Like in past seasons, Louis is a man largely ruled by the women around him. He may claim Divine guidance and protection, but he also seeks the counsel of the women he trusts enough to take to bed. Lust continues to be a driving force in the series, as Versailles has always been a place built by and driven by desire, but it takes a different form this time. Montespan (Anne Brewster) is out, and the pious Scarron (Catherine Walker) is in — ironic, really, since Louis finds no interest in his own pious wife, the long-suffering Marie-Thérèse (Elisa Lasowski). But even the queen finds her own illicit comforts this season, thanks to the arrival of the Holy Roman Emperor Leopold (Rory Keenan).
One place where romance isn’t happening, though, is with the mercurial Philippe (Alexander Vlahos), who is once again haunted by his time in battle and unable to reconnect with his longtime lover, the Chevalier (Evan Williams). The Chevalier has found himself a respectable place in court (as the Master of Ceremonies) and a way to occupy his time even without Philippe’s favor, which leaves the latter free to pursue an obsession of his concerning the Man in the Iron Mask. It’s a great example of how Versailles is able to flirt with history and mystery while keeping it malleable enough to suit its own needs. Borrowing heavily from Alexander Dumas’ fiction, Philippe teams up with Fabien (Tygh Runyan) to try and solve the mystery, layering a thriller of sorts into the show’s many plots.
Speaking of those many plots, Versailles’ new season finds Louis basking in victory after the war against William of Orange, but still hungry for expansion and what’s next for France. While he negotiates with Leopold for control of even more of Europe, he continues to levy taxes on his already poor countrymen, ones who (especially in Paris) are pretty fed up with it. It sows the seeds of revolution without, of course, taking us to that point, but it’s also the first time the show has spent significant time in the streets of Paris. Louis’ desires and his negotiations also cause him to stop being so open to the idea of Protestants living freely among the Catholics of France, as he cozies up to the Pope for more influence. As always, Versailles is always full of scheming, gossip, and the machinations of those in power who desire more of it, and yet we still feel for Louis, who Blagden always makes both confident and vulnerable — a potent combination that keeps him both kingly and (more essentially) human.
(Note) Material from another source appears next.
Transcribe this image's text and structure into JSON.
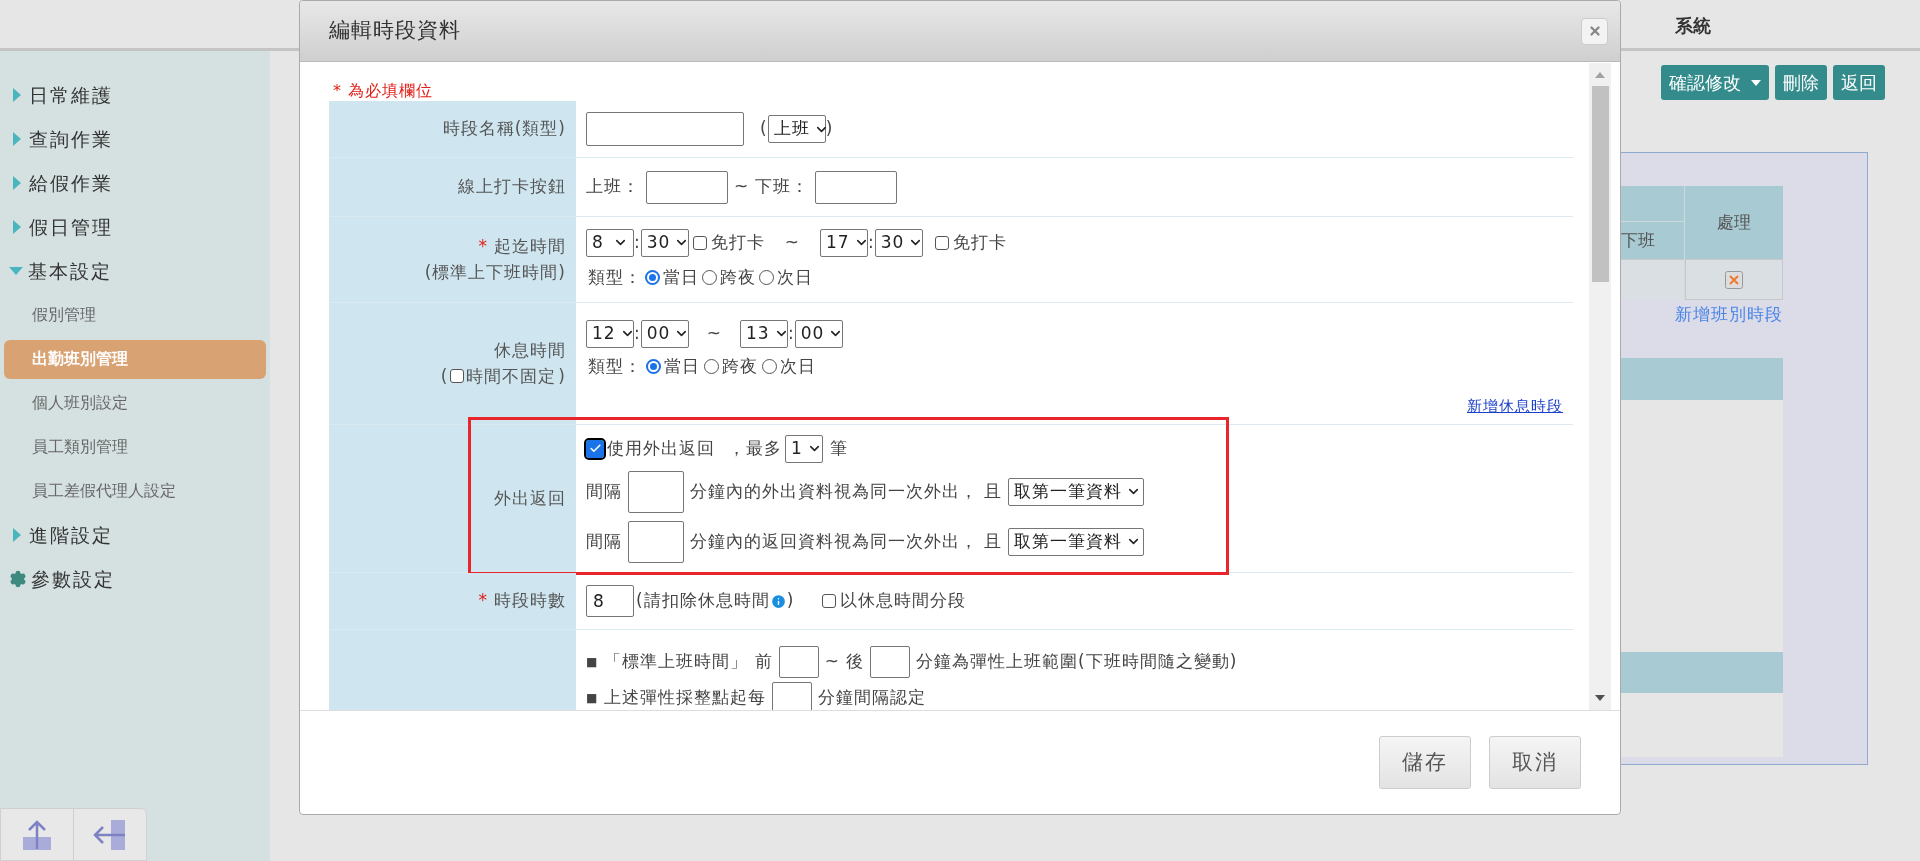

For those who have enjoyed Versailles over its first two seasons, Season 3 will deliver more of the same grandiosity, humor, and courtly intrigue that makes the show so entertaining even when it veers dangerously close to chaos. Versailles is not necessarily high art, but it has never fashioned itself as such. It’s fun, pure and simple, and yet still manages to make us care quite a bit about its main players. It’s never silly, in other words, even though it can be exceptionally melodramatic. But what else on Earth would you want or expect from a series set in such a time as this? It’s Versailles. Everything is meant to be bigger than life.
Versailles returns to Ovation for its final season on Saturday, October 6th.